• What you are asked to do
Your answer must be the listing repeated word for word, without its pictures.

• Exercise data
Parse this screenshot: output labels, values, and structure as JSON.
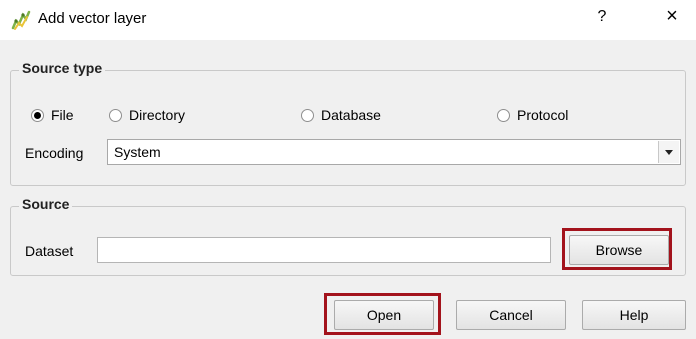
{
  "window": {
    "title": "Add vector layer",
    "help_glyph": "?",
    "close_glyph": "×"
  },
  "source_type": {
    "group_title": "Source type",
    "options": [
      {
        "label": "File",
        "selected": true
      },
      {
        "label": "Directory",
        "selected": false
      },
      {
        "label": "Database",
        "selected": false
      },
      {
        "label": "Protocol",
        "selected": false
      }
    ],
    "encoding_label": "Encoding",
    "encoding_value": "System"
  },
  "source": {
    "group_title": "Source",
    "dataset_label": "Dataset",
    "dataset_value": "",
    "browse_label": "Browse"
  },
  "buttons": {
    "open": "Open",
    "cancel": "Cancel",
    "help": "Help"
  },
  "colors": {
    "highlight": "#a3131c",
    "icon_green": "#7fb24a",
    "icon_yellow": "#e9c437"
  }
}
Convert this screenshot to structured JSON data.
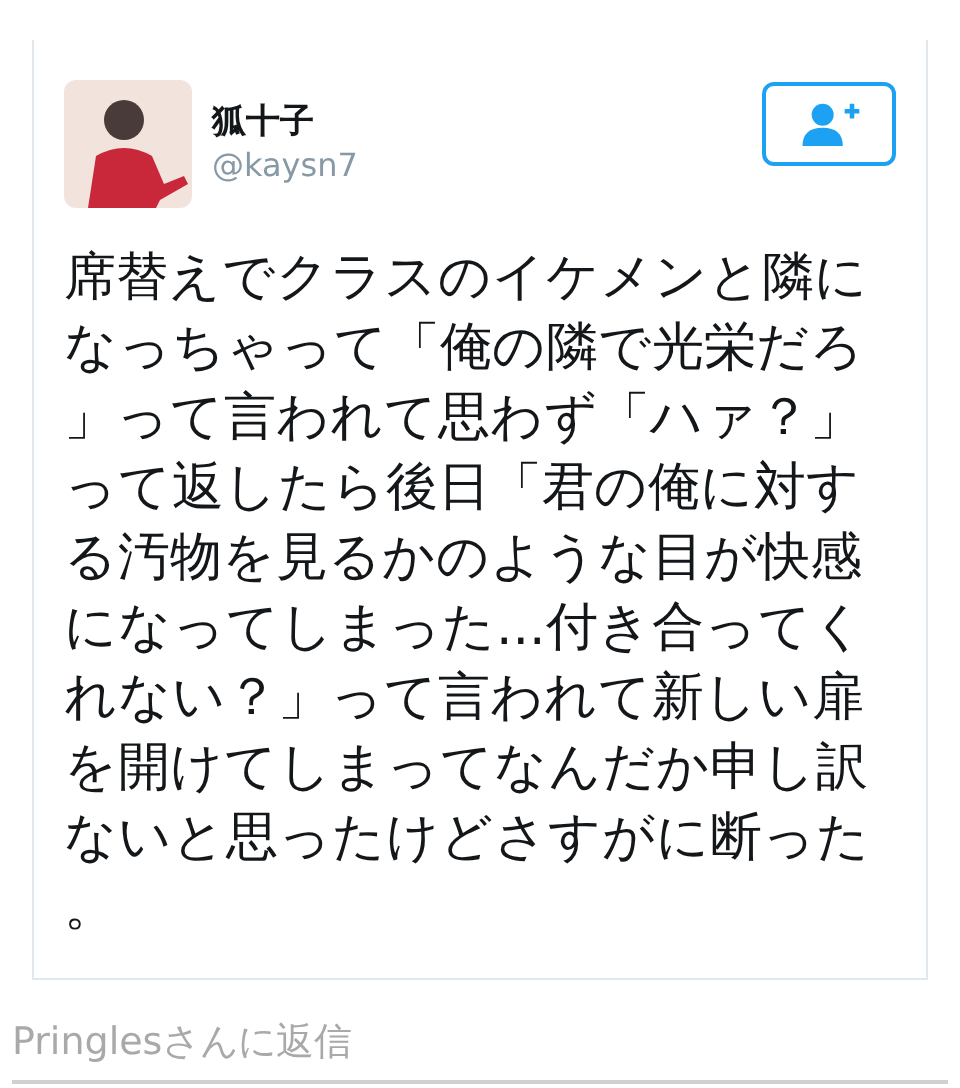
{
  "tweet": {
    "author_name": "狐十子",
    "handle": "@kaysn7",
    "text": "席替えでクラスのイケメンと隣になっちゃって「俺の隣で光栄だろ」って言われて思わず「ハァ？」って返したら後日「君の俺に対する汚物を見るかのような目が快感になってしまった...付き合ってくれない？」って言われて新しい扉を開けてしまってなんだか申し訳ないと思ったけどさすがに断った。"
  },
  "reply": {
    "placeholder": "Pringlesさんに返信"
  }
}
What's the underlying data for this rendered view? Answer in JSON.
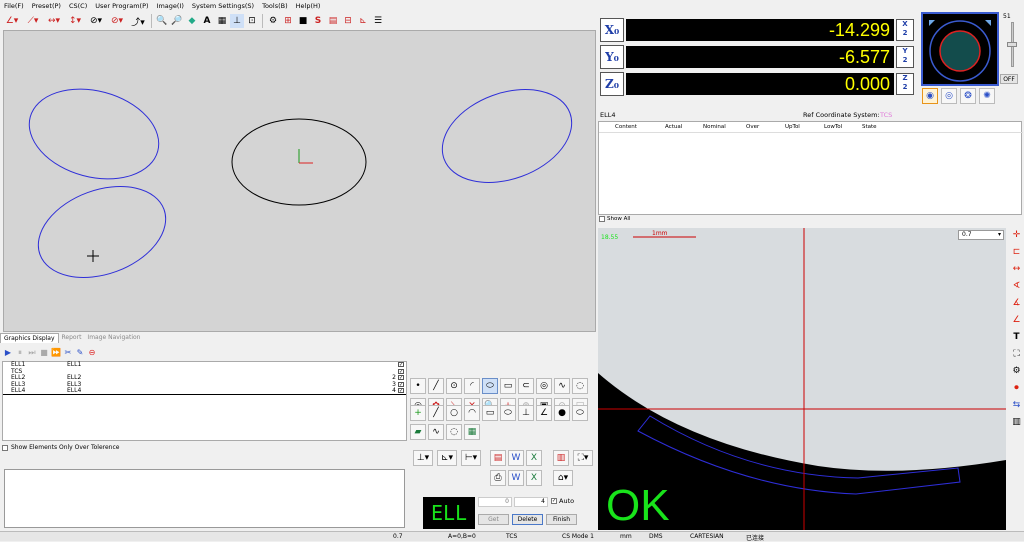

• Result of this task
Parse this screenshot: output labels, values, and structure as JSON.
{
  "window": {
    "title": "Add vector layer",
    "help_glyph": "?",
    "close_glyph": "×"
  },
  "source_type": {
    "group_title": "Source type",
    "options": [
      {
        "label": "File",
        "selected": true
      },
      {
        "label": "Directory",
        "selected": false
      },
      {
        "label": "Database",
        "selected": false
      },
      {
        "label": "Protocol",
        "selected": false
      }
    ],
    "encoding_label": "Encoding",
    "encoding_value": "System"
  },
  "source": {
    "group_title": "Source",
    "dataset_label": "Dataset",
    "dataset_value": "",
    "browse_label": "Browse"
  },
  "buttons": {
    "open": "Open",
    "cancel": "Cancel",
    "help": "Help"
  },
  "colors": {
    "highlight": "#a3131c",
    "icon_green": "#7fb24a",
    "icon_yellow": "#e9c437"
  }
}
Convert this screenshot to structured JSON data.
{
  "tweet": {
    "author_name": "狐十子",
    "handle": "@kaysn7",
    "text": "席替えでクラスのイケメンと隣になっちゃって「俺の隣で光栄だろ」って言われて思わず「ハァ？」って返したら後日「君の俺に対する汚物を見るかのような目が快感になってしまった...付き合ってくれない？」って言われて新しい扉を開けてしまってなんだか申し訳ないと思ったけどさすがに断った。"
  },
  "reply": {
    "placeholder": "Pringlesさんに返信"
  }
}
What's the underlying data for this rendered view? Answer in JSON.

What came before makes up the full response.